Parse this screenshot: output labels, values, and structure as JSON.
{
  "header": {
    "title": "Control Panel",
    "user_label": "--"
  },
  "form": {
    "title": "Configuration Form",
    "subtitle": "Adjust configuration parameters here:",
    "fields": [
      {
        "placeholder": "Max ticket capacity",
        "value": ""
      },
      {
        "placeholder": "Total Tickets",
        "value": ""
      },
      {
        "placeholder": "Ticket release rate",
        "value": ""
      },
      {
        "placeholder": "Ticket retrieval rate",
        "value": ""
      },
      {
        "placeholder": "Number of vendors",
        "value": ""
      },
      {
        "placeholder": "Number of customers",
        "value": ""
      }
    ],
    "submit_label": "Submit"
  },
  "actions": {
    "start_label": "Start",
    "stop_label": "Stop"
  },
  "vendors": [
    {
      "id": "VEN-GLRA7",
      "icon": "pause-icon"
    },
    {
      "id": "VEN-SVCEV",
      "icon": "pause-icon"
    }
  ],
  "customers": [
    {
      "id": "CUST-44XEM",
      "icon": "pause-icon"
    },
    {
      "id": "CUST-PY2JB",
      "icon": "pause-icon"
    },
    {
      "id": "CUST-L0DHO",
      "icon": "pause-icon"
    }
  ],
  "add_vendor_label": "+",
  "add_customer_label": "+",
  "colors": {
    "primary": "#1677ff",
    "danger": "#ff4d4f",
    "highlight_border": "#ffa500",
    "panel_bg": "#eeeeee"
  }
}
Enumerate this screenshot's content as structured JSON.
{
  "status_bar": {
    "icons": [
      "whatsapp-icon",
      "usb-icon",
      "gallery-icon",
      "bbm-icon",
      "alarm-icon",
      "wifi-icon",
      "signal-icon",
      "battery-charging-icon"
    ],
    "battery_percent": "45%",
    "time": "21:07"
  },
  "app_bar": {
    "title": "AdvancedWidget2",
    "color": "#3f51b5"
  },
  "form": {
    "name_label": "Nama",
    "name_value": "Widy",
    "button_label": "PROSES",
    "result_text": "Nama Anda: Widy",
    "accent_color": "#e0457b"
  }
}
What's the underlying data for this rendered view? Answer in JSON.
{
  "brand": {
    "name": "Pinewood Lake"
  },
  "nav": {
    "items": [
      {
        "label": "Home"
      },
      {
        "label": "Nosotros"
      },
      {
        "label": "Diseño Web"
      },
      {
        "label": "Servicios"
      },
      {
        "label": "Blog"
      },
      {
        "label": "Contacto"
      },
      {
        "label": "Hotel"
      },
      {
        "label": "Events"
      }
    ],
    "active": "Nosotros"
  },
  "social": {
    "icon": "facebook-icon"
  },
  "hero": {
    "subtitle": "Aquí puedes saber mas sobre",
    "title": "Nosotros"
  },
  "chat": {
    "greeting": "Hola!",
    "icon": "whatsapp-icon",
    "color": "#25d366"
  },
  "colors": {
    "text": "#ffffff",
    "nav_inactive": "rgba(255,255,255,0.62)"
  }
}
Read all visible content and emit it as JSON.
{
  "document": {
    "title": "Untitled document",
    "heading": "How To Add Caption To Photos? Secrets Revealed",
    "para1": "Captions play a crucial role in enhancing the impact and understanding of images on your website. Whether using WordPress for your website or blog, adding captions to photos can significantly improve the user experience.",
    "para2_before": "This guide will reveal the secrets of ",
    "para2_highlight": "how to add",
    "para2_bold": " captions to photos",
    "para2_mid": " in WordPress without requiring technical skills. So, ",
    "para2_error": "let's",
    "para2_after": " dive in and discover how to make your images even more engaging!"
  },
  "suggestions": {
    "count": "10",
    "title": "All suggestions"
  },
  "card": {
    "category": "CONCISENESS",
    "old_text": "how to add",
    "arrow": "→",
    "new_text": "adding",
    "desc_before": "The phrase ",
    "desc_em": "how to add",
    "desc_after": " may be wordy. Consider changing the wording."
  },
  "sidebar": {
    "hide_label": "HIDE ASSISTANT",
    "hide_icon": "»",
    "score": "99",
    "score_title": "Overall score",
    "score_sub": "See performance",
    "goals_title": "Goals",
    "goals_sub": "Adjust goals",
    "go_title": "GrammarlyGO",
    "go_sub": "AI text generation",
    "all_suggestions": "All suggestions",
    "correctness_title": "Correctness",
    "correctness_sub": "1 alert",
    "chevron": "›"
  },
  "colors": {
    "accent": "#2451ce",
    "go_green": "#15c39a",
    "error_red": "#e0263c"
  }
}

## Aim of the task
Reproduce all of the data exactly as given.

## Answer below
Parse this screenshot: output labels, values, and structure as JSON.
{
  "header": {
    "title": "Control Panel",
    "user_label": "--"
  },
  "form": {
    "title": "Configuration Form",
    "subtitle": "Adjust configuration parameters here:",
    "fields": [
      {
        "placeholder": "Max ticket capacity",
        "value": ""
      },
      {
        "placeholder": "Total Tickets",
        "value": ""
      },
      {
        "placeholder": "Ticket release rate",
        "value": ""
      },
      {
        "placeholder": "Ticket retrieval rate",
        "value": ""
      },
      {
        "placeholder": "Number of vendors",
        "value": ""
      },
      {
        "placeholder": "Number of customers",
        "value": ""
      }
    ],
    "submit_label": "Submit"
  },
  "actions": {
    "start_label": "Start",
    "stop_label": "Stop"
  },
  "vendors": [
    {
      "id": "VEN-GLRA7",
      "icon": "pause-icon"
    },
    {
      "id": "VEN-SVCEV",
      "icon": "pause-icon"
    }
  ],
  "customers": [
    {
      "id": "CUST-44XEM",
      "icon": "pause-icon"
    },
    {
      "id": "CUST-PY2JB",
      "icon": "pause-icon"
    },
    {
      "id": "CUST-L0DHO",
      "icon": "pause-icon"
    }
  ],
  "add_vendor_label": "+",
  "add_customer_label": "+",
  "colors": {
    "primary": "#1677ff",
    "danger": "#ff4d4f",
    "highlight_border": "#ffa500",
    "panel_bg": "#eeeeee"
  }
}
Enumerate this screenshot's content as structured JSON.
{
  "status_bar": {
    "icons": [
      "whatsapp-icon",
      "usb-icon",
      "gallery-icon",
      "bbm-icon",
      "alarm-icon",
      "wifi-icon",
      "signal-icon",
      "battery-charging-icon"
    ],
    "battery_percent": "45%",
    "time": "21:07"
  },
  "app_bar": {
    "title": "AdvancedWidget2",
    "color": "#3f51b5"
  },
  "form": {
    "name_label": "Nama",
    "name_value": "Widy",
    "button_label": "PROSES",
    "result_text": "Nama Anda: Widy",
    "accent_color": "#e0457b"
  }
}
What's the underlying data for this rendered view? Answer in JSON.
{
  "brand": {
    "name": "Pinewood Lake"
  },
  "nav": {
    "items": [
      {
        "label": "Home"
      },
      {
        "label": "Nosotros"
      },
      {
        "label": "Diseño Web"
      },
      {
        "label": "Servicios"
      },
      {
        "label": "Blog"
      },
      {
        "label": "Contacto"
      },
      {
        "label": "Hotel"
      },
      {
        "label": "Events"
      }
    ],
    "active": "Nosotros"
  },
  "social": {
    "icon": "facebook-icon"
  },
  "hero": {
    "subtitle": "Aquí puedes saber mas sobre",
    "title": "Nosotros"
  },
  "chat": {
    "greeting": "Hola!",
    "icon": "whatsapp-icon",
    "color": "#25d366"
  },
  "colors": {
    "text": "#ffffff",
    "nav_inactive": "rgba(255,255,255,0.62)"
  }
}
Read all visible content and emit it as JSON.
{
  "document": {
    "title": "Untitled document",
    "heading": "How To Add Caption To Photos? Secrets Revealed",
    "para1": "Captions play a crucial role in enhancing the impact and understanding of images on your website. Whether using WordPress for your website or blog, adding captions to photos can significantly improve the user experience.",
    "para2_before": "This guide will reveal the secrets of ",
    "para2_highlight": "how to add",
    "para2_bold": " captions to photos",
    "para2_mid": " in WordPress without requiring technical skills. So, ",
    "para2_error": "let's",
    "para2_after": " dive in and discover how to make your images even more engaging!"
  },
  "suggestions": {
    "count": "10",
    "title": "All suggestions"
  },
  "card": {
    "category": "CONCISENESS",
    "old_text": "how to add",
    "arrow": "→",
    "new_text": "adding",
    "desc_before": "The phrase ",
    "desc_em": "how to add",
    "desc_after": " may be wordy. Consider changing the wording."
  },
  "sidebar": {
    "hide_label": "HIDE ASSISTANT",
    "hide_icon": "»",
    "score": "99",
    "score_title": "Overall score",
    "score_sub": "See performance",
    "goals_title": "Goals",
    "goals_sub": "Adjust goals",
    "go_title": "GrammarlyGO",
    "go_sub": "AI text generation",
    "all_suggestions": "All suggestions",
    "correctness_title": "Correctness",
    "correctness_sub": "1 alert",
    "chevron": "›"
  },
  "colors": {
    "accent": "#2451ce",
    "go_green": "#15c39a",
    "error_red": "#e0263c"
  }
}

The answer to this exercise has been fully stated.